━━━━━ DATASET CONTENT ━━━━━

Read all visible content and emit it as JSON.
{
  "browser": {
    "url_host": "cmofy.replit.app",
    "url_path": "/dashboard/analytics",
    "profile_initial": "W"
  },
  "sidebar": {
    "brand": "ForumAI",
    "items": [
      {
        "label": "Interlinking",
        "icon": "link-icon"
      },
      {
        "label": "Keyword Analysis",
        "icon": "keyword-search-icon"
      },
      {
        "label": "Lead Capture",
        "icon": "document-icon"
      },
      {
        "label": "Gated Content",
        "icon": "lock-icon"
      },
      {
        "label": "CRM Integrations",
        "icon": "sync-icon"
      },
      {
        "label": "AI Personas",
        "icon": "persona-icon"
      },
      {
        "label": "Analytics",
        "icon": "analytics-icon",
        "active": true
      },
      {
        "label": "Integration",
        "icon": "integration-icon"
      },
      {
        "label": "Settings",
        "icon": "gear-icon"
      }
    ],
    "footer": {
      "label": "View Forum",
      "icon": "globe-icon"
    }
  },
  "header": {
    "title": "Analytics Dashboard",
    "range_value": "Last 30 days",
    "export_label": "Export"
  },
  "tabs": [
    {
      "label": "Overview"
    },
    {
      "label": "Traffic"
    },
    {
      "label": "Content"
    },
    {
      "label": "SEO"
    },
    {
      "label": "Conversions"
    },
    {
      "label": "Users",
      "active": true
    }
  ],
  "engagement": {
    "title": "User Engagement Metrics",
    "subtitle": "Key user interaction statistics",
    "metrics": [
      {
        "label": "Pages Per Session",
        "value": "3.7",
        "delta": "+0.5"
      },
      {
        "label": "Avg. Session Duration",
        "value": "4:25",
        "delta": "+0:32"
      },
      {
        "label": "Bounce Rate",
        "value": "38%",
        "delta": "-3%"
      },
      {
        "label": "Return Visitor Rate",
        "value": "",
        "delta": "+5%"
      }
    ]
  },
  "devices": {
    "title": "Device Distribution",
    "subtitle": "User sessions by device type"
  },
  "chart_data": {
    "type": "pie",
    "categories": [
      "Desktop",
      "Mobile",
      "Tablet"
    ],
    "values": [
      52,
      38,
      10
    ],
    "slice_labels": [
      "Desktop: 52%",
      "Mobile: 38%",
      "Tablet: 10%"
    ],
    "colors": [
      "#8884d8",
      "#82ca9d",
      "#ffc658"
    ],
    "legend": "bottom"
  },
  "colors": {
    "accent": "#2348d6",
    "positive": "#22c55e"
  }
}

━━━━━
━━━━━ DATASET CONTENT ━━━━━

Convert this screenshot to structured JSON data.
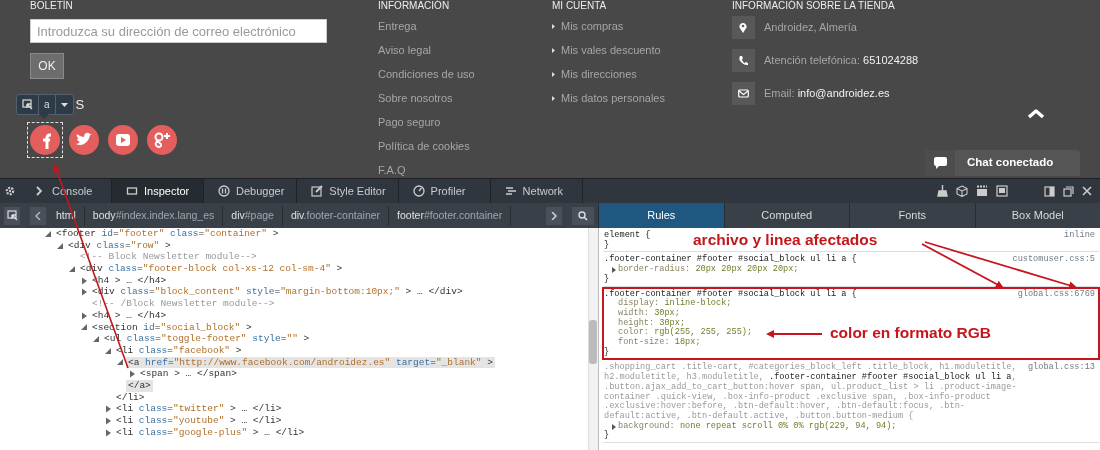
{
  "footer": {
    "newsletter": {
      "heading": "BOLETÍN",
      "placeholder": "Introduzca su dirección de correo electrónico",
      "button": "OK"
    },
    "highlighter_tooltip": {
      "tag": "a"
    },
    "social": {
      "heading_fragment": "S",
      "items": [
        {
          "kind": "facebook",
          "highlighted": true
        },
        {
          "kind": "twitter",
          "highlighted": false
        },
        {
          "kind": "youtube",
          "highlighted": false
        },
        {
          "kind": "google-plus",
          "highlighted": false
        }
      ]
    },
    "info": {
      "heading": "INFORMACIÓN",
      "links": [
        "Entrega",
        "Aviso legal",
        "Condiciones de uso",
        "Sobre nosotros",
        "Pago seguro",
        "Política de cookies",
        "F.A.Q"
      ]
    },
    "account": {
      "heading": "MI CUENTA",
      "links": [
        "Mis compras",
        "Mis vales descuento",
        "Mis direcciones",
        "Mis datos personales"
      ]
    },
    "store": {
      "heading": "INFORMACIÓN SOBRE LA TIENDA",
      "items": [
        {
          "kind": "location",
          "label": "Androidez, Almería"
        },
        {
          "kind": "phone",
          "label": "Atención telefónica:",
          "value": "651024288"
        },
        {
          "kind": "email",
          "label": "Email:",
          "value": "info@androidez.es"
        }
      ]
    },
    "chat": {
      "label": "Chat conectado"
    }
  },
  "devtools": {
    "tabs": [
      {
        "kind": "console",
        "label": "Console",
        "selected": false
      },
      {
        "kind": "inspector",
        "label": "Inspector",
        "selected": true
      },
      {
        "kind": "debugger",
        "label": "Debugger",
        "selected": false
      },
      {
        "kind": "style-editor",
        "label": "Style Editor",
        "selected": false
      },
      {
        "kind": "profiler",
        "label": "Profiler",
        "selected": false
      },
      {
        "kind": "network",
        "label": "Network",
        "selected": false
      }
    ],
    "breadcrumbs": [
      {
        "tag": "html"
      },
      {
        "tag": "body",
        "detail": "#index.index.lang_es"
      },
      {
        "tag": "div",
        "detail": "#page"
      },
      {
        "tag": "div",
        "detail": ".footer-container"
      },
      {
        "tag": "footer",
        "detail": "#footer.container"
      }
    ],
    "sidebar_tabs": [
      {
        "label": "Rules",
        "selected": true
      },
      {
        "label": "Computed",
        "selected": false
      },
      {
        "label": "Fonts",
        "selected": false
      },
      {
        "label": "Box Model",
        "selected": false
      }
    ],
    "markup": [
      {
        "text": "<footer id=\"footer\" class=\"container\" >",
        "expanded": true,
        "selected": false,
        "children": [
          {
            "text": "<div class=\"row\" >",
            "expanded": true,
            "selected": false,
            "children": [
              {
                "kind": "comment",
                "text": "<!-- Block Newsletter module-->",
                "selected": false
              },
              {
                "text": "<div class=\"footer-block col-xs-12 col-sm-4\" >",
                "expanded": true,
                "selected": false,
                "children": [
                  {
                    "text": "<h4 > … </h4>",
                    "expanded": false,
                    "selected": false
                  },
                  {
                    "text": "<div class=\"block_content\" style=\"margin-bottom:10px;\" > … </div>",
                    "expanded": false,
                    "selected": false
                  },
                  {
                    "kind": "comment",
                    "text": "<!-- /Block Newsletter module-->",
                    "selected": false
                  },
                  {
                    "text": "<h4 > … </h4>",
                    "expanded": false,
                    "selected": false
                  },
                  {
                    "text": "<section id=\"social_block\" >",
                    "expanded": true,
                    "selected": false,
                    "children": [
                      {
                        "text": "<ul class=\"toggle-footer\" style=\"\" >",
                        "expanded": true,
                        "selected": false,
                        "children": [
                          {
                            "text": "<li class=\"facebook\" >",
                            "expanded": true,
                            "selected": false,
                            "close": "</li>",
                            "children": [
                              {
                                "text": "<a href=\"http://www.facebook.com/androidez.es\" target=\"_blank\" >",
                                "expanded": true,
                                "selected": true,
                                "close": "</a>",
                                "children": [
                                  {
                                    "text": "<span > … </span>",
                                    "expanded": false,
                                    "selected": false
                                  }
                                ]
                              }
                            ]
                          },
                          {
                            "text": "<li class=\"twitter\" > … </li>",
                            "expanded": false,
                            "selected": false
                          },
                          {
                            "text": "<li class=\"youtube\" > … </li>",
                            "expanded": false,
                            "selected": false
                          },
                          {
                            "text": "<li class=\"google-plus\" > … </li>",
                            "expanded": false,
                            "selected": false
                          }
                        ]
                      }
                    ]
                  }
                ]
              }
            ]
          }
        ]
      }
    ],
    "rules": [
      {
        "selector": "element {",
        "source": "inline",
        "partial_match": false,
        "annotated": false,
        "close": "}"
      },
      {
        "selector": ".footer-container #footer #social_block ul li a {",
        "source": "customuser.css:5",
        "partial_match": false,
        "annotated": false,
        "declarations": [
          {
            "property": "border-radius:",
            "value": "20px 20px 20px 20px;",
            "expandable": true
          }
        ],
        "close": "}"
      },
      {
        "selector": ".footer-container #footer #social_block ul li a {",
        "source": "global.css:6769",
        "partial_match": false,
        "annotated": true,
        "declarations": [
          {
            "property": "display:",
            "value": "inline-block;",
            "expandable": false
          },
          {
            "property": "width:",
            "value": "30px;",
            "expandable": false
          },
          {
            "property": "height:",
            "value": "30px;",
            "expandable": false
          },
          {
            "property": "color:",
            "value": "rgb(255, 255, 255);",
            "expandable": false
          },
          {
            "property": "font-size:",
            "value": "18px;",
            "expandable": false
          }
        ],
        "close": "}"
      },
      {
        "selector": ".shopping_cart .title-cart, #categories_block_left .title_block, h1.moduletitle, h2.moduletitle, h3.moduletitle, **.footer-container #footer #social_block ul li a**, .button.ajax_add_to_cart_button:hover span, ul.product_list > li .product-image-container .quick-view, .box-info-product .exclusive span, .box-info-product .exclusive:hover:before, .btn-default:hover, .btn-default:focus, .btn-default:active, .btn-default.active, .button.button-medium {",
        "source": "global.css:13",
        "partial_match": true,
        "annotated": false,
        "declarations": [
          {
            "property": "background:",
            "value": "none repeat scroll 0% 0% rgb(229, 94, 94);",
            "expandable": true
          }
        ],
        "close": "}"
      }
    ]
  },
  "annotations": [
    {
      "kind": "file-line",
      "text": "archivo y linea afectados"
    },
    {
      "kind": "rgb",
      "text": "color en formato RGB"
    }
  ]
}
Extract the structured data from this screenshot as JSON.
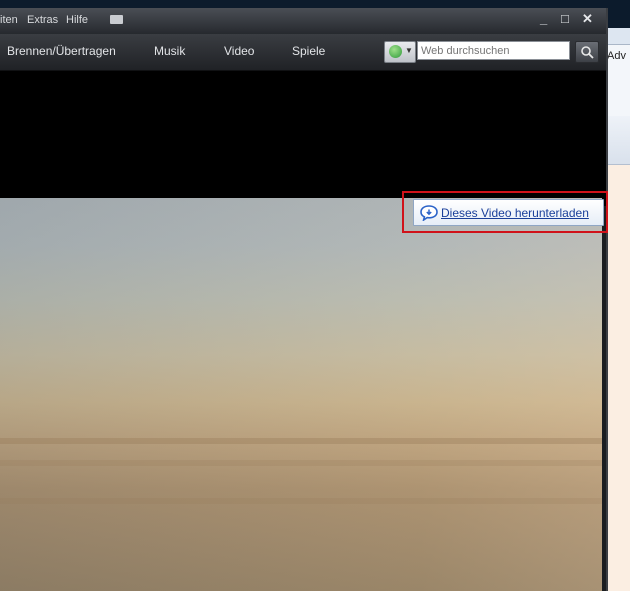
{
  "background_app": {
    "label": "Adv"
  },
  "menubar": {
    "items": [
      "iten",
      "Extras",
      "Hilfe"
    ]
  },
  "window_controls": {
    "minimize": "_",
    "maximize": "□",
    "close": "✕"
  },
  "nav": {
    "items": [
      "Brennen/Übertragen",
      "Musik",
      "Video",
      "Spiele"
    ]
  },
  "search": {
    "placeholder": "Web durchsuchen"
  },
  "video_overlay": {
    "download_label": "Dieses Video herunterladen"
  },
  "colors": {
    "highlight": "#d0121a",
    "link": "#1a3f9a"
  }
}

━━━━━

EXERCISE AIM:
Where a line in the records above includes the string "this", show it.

RESPONSE BELOW:
Convert this screenshot to structured JSON data.
Extract the structured data from this screenshot as JSON.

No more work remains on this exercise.